Irwin M. Stelzer, the legendary 84-year-old American economist (once reviled as Rupert Murdoch’s right hand man) and US economic and business columnist for The Sunday Times, has neither lost his touch nor his acumen.
Between Brussels under attack by Islamic terrorists and Britain’s political pre-occupation with Brexit, we, he said, on this side of the pond, managed to miss the significance of a world-historic event on his side last week.
What he was referring to was the list of humiliations that Barack Obama was subjected to in Cuba as the price of bringing the final remnants of the Cold War to an end – all rotten compromises of principle he ignored to achieve his so-called epoch-making moment.
Margaret Thatcher and Ronald Reagan, the real architects of the Cold War’s conclusion, would have been turning in their graves. When Margaret Thatcher travelled to Moscow to meet Mikhail Gorbachev and Russian dissidents to discuss perestroika and glasnost, did she compromise for fear of offending her hosts? No, she steadfastly refused back down on retaining the nuclear deterrent. Ronald Reagan too travelled to Berlin to demand that Gorbachev tear down the Wall – all the while holding fast to the development of his anti-missile system.
Did either pose in front of a portrait of Lenin in order to achieve their political ends? Of course not.
Not so that former student hippy Mr Obama. When he travelled to Havana, he “..posed in front of a portrait of the murderous Che Guevara, the idol of the Left in the president’s university days; laid a wreath at the tomb of poet Jose Marti, famous for his attacks on the American “monster . . . its excessive worship of wealth . . . [and its] inequality, injustice and violence”; and promised to consider dictator Raul Castro’s criticisms of America’s education and healthcare systems.”
Did Obama really need to play patsy to this old Soviet sympathiser, who personally oversaw the summary execution of scores of Batista soldiers?
Brother Fidel’s 1,500-word letter in the state media heralding “Brother Obama’s” visit (in which he diplomatically reviewed a half-century of U.S. aggression against Cuba) might have set some alarm bells tinkling. But it didn’t seem even to give him pause for thought.
Hence the lasting news image of the trip of Obama attending a baseball game beside a smiling (Raul) Castro, who Stelzer commented, “ ..had thoughtfully rounded up hundreds of dissidents lest they cast a pall over the president’s visit, then denied to reporters that any such existed in Cuba’s workers’ paradise” while the President was given another public slap in the face when Raul expressed his offence at the question. “It is not correct to ask me about political prisoners,” he adjured the US President.

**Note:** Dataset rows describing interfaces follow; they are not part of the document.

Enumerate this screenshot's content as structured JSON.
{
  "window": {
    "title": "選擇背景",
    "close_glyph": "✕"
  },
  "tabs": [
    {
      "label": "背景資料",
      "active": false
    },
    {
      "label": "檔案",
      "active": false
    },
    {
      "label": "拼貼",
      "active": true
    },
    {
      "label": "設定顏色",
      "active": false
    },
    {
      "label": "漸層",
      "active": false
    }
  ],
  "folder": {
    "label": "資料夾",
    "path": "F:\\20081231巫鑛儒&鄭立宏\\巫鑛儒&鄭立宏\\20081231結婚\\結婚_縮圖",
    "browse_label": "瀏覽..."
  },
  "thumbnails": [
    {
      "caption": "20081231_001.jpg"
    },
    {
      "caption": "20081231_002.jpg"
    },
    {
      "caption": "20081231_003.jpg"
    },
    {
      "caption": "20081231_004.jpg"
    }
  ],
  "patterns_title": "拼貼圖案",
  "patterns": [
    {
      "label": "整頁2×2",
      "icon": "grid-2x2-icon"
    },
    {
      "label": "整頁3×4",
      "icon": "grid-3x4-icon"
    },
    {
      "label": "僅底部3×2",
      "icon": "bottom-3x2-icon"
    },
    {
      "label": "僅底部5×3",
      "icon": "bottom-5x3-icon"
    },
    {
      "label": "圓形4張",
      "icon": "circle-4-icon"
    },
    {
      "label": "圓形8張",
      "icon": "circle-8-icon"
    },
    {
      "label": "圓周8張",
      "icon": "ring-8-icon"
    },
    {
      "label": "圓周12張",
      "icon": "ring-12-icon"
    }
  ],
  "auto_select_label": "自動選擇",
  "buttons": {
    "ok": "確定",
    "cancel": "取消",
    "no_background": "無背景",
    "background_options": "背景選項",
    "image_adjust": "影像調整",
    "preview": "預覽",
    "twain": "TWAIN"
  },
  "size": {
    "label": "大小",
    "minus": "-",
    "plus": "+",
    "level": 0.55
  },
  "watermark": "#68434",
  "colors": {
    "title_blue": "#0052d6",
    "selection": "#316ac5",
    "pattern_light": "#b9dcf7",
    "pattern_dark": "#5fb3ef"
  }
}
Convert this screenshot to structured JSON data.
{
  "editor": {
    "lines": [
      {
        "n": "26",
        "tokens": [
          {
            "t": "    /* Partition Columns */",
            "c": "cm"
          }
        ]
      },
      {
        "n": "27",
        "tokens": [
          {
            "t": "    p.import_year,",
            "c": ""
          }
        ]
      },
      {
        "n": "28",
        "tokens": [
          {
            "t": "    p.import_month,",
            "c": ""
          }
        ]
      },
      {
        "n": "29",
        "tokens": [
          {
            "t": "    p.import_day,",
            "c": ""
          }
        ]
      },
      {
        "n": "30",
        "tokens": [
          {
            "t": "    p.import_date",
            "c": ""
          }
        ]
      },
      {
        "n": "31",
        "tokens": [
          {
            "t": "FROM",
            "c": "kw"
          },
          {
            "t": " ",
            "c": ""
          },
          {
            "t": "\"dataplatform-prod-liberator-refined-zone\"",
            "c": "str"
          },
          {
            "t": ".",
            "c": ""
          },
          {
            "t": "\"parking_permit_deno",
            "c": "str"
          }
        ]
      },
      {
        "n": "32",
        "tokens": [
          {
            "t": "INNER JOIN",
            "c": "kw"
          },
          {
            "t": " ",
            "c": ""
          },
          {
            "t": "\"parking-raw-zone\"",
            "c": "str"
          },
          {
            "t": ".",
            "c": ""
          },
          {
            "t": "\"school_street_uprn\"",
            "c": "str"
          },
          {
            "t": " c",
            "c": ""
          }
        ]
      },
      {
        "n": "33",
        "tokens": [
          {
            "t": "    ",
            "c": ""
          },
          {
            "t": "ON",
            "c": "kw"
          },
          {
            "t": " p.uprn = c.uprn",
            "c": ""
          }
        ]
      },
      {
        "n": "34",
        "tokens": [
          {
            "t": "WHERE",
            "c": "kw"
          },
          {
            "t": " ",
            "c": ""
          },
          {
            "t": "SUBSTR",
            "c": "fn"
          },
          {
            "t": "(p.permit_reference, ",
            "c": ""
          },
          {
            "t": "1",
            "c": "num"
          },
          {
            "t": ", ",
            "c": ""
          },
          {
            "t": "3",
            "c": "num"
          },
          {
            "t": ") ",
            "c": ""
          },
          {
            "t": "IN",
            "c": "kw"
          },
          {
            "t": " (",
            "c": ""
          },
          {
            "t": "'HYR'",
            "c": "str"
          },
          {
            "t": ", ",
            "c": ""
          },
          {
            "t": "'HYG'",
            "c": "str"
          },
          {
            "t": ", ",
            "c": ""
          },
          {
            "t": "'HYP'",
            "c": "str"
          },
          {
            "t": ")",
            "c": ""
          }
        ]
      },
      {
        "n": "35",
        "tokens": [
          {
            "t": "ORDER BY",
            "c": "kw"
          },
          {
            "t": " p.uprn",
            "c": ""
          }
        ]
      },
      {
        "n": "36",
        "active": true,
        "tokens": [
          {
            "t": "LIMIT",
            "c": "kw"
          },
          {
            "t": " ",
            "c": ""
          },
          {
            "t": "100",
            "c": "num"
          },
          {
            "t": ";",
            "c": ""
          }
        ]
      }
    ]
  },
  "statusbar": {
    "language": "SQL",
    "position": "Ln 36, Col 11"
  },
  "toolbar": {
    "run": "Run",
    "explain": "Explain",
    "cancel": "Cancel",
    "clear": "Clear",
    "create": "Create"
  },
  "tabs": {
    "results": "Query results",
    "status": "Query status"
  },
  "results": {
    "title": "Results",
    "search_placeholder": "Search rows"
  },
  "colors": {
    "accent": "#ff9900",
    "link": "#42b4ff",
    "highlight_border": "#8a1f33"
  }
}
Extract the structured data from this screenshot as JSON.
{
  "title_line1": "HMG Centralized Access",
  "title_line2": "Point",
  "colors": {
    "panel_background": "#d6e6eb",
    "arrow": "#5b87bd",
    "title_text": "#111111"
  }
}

Though, like Stelzer, one might admire Castro’s chutzpah as he sought to embarrass his guest, one might also cringe with embarrassment and shame at the US President’s subservient behaviour.
You could argue that Mr Obama’s “eloquent plea for the regime to open up the economy and political system” and “his long meeting with dissidents, which no head of state, not even the Pope, has previously dared do”, made his and the USA’s humiliation worth it.
I don’t think so. The chance of this happening as a result of opening up trade is not worth a light, let alone a puff of a Cuban cigar. You only have to look at that other authoritarian State – China – whose ruthless President Xi Jinping began clamping down on freedom as his country’s economy sparkled.
No, this was a win for Cuba and a loss to the USA’s world standing. Another example of its President demonstrating that on matters of principle he does not stand like a rock.